[Data records for software interfaces]
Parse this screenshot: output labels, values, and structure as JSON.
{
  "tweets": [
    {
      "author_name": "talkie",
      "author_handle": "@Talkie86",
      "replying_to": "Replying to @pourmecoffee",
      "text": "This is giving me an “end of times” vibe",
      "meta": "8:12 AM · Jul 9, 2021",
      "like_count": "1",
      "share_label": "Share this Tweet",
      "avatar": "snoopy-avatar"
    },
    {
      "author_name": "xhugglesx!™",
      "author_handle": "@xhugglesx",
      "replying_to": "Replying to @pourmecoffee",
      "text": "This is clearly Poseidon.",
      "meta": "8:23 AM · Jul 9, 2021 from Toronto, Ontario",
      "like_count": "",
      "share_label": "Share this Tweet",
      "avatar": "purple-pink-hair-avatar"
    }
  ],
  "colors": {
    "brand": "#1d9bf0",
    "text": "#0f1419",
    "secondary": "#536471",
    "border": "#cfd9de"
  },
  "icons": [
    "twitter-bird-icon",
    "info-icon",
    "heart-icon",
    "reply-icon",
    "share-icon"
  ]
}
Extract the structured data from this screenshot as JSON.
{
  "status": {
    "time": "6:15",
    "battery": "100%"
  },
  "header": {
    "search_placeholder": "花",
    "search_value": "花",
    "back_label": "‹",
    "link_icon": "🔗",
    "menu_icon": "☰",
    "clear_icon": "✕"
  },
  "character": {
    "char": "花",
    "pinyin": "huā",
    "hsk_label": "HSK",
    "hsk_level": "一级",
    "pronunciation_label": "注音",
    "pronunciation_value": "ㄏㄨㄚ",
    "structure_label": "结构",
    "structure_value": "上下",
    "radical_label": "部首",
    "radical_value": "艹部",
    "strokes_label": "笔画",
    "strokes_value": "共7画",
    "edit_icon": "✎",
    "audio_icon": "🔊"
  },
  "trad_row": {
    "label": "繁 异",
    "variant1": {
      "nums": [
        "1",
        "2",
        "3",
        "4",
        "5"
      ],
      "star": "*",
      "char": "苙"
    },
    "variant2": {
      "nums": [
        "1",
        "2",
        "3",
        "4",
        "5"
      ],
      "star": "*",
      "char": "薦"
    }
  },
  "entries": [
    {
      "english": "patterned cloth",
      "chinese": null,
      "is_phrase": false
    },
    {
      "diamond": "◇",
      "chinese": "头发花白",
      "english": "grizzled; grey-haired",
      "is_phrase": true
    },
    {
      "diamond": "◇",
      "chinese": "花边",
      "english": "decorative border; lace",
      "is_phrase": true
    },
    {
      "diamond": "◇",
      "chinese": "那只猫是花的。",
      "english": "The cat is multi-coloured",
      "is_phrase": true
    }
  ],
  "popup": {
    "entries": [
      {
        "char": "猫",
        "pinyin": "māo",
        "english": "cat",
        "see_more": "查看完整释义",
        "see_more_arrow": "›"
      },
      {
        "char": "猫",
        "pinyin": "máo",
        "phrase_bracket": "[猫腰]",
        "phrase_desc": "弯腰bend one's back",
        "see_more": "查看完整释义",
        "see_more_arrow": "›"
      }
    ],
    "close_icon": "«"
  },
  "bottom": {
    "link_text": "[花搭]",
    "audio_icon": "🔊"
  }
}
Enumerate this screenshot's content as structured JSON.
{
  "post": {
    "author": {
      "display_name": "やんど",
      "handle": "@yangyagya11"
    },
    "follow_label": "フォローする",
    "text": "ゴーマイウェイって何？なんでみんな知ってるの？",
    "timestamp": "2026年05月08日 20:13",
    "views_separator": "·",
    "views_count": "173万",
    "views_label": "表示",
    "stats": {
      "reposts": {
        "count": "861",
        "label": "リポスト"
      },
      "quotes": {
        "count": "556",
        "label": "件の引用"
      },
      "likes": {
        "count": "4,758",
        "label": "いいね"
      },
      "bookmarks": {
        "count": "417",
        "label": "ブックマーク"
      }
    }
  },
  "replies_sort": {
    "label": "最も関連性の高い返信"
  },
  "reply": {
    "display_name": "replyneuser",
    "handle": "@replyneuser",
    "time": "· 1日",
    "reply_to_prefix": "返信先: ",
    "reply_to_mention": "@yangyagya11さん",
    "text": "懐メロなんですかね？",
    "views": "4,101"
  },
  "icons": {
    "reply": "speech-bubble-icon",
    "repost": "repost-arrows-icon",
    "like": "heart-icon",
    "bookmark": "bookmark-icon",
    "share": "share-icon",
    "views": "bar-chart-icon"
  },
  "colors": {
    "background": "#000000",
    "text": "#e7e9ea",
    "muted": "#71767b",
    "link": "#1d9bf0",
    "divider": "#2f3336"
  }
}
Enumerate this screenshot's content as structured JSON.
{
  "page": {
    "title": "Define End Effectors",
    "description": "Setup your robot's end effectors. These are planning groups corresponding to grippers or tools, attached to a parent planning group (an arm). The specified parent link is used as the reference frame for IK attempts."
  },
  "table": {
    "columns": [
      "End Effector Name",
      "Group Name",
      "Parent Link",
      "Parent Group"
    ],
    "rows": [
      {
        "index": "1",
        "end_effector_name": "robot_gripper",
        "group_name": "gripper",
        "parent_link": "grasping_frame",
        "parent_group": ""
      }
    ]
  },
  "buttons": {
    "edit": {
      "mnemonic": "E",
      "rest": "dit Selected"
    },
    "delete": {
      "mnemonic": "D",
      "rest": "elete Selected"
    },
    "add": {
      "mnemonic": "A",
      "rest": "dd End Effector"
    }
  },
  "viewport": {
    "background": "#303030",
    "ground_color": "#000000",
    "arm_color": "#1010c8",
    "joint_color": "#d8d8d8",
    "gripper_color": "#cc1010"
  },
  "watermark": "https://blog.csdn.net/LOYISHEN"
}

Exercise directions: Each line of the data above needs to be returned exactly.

Answer to this exercise:
Parse this screenshot: output labels, values, and structure as JSON.
{
  "tweets": [
    {
      "author_name": "talkie",
      "author_handle": "@Talkie86",
      "replying_to": "Replying to @pourmecoffee",
      "text": "This is giving me an “end of times” vibe",
      "meta": "8:12 AM · Jul 9, 2021",
      "like_count": "1",
      "share_label": "Share this Tweet",
      "avatar": "snoopy-avatar"
    },
    {
      "author_name": "xhugglesx!™",
      "author_handle": "@xhugglesx",
      "replying_to": "Replying to @pourmecoffee",
      "text": "This is clearly Poseidon.",
      "meta": "8:23 AM · Jul 9, 2021 from Toronto, Ontario",
      "like_count": "",
      "share_label": "Share this Tweet",
      "avatar": "purple-pink-hair-avatar"
    }
  ],
  "colors": {
    "brand": "#1d9bf0",
    "text": "#0f1419",
    "secondary": "#536471",
    "border": "#cfd9de"
  },
  "icons": [
    "twitter-bird-icon",
    "info-icon",
    "heart-icon",
    "reply-icon",
    "share-icon"
  ]
}
Extract the structured data from this screenshot as JSON.
{
  "status": {
    "time": "6:15",
    "battery": "100%"
  },
  "header": {
    "search_placeholder": "花",
    "search_value": "花",
    "back_label": "‹",
    "link_icon": "🔗",
    "menu_icon": "☰",
    "clear_icon": "✕"
  },
  "character": {
    "char": "花",
    "pinyin": "huā",
    "hsk_label": "HSK",
    "hsk_level": "一级",
    "pronunciation_label": "注音",
    "pronunciation_value": "ㄏㄨㄚ",
    "structure_label": "结构",
    "structure_value": "上下",
    "radical_label": "部首",
    "radical_value": "艹部",
    "strokes_label": "笔画",
    "strokes_value": "共7画",
    "edit_icon": "✎",
    "audio_icon": "🔊"
  },
  "trad_row": {
    "label": "繁 异",
    "variant1": {
      "nums": [
        "1",
        "2",
        "3",
        "4",
        "5"
      ],
      "star": "*",
      "char": "苙"
    },
    "variant2": {
      "nums": [
        "1",
        "2",
        "3",
        "4",
        "5"
      ],
      "star": "*",
      "char": "薦"
    }
  },
  "entries": [
    {
      "english": "patterned cloth",
      "chinese": null,
      "is_phrase": false
    },
    {
      "diamond": "◇",
      "chinese": "头发花白",
      "english": "grizzled; grey-haired",
      "is_phrase": true
    },
    {
      "diamond": "◇",
      "chinese": "花边",
      "english": "decorative border; lace",
      "is_phrase": true
    },
    {
      "diamond": "◇",
      "chinese": "那只猫是花的。",
      "english": "The cat is multi-coloured",
      "is_phrase": true
    }
  ],
  "popup": {
    "entries": [
      {
        "char": "猫",
        "pinyin": "māo",
        "english": "cat",
        "see_more": "查看完整释义",
        "see_more_arrow": "›"
      },
      {
        "char": "猫",
        "pinyin": "máo",
        "phrase_bracket": "[猫腰]",
        "phrase_desc": "弯腰bend one's back",
        "see_more": "查看完整释义",
        "see_more_arrow": "›"
      }
    ],
    "close_icon": "«"
  },
  "bottom": {
    "link_text": "[花搭]",
    "audio_icon": "🔊"
  }
}
Enumerate this screenshot's content as structured JSON.
{
  "post": {
    "author": {
      "display_name": "やんど",
      "handle": "@yangyagya11"
    },
    "follow_label": "フォローする",
    "text": "ゴーマイウェイって何？なんでみんな知ってるの？",
    "timestamp": "2026年05月08日 20:13",
    "views_separator": "·",
    "views_count": "173万",
    "views_label": "表示",
    "stats": {
      "reposts": {
        "count": "861",
        "label": "リポスト"
      },
      "quotes": {
        "count": "556",
        "label": "件の引用"
      },
      "likes": {
        "count": "4,758",
        "label": "いいね"
      },
      "bookmarks": {
        "count": "417",
        "label": "ブックマーク"
      }
    }
  },
  "replies_sort": {
    "label": "最も関連性の高い返信"
  },
  "reply": {
    "display_name": "replyneuser",
    "handle": "@replyneuser",
    "time": "· 1日",
    "reply_to_prefix": "返信先: ",
    "reply_to_mention": "@yangyagya11さん",
    "text": "懐メロなんですかね？",
    "views": "4,101"
  },
  "icons": {
    "reply": "speech-bubble-icon",
    "repost": "repost-arrows-icon",
    "like": "heart-icon",
    "bookmark": "bookmark-icon",
    "share": "share-icon",
    "views": "bar-chart-icon"
  },
  "colors": {
    "background": "#000000",
    "text": "#e7e9ea",
    "muted": "#71767b",
    "link": "#1d9bf0",
    "divider": "#2f3336"
  }
}
Enumerate this screenshot's content as structured JSON.
{
  "page": {
    "title": "Define End Effectors",
    "description": "Setup your robot's end effectors. These are planning groups corresponding to grippers or tools, attached to a parent planning group (an arm). The specified parent link is used as the reference frame for IK attempts."
  },
  "table": {
    "columns": [
      "End Effector Name",
      "Group Name",
      "Parent Link",
      "Parent Group"
    ],
    "rows": [
      {
        "index": "1",
        "end_effector_name": "robot_gripper",
        "group_name": "gripper",
        "parent_link": "grasping_frame",
        "parent_group": ""
      }
    ]
  },
  "buttons": {
    "edit": {
      "mnemonic": "E",
      "rest": "dit Selected"
    },
    "delete": {
      "mnemonic": "D",
      "rest": "elete Selected"
    },
    "add": {
      "mnemonic": "A",
      "rest": "dd End Effector"
    }
  },
  "viewport": {
    "background": "#303030",
    "ground_color": "#000000",
    "arm_color": "#1010c8",
    "joint_color": "#d8d8d8",
    "gripper_color": "#cc1010"
  },
  "watermark": "https://blog.csdn.net/LOYISHEN"
}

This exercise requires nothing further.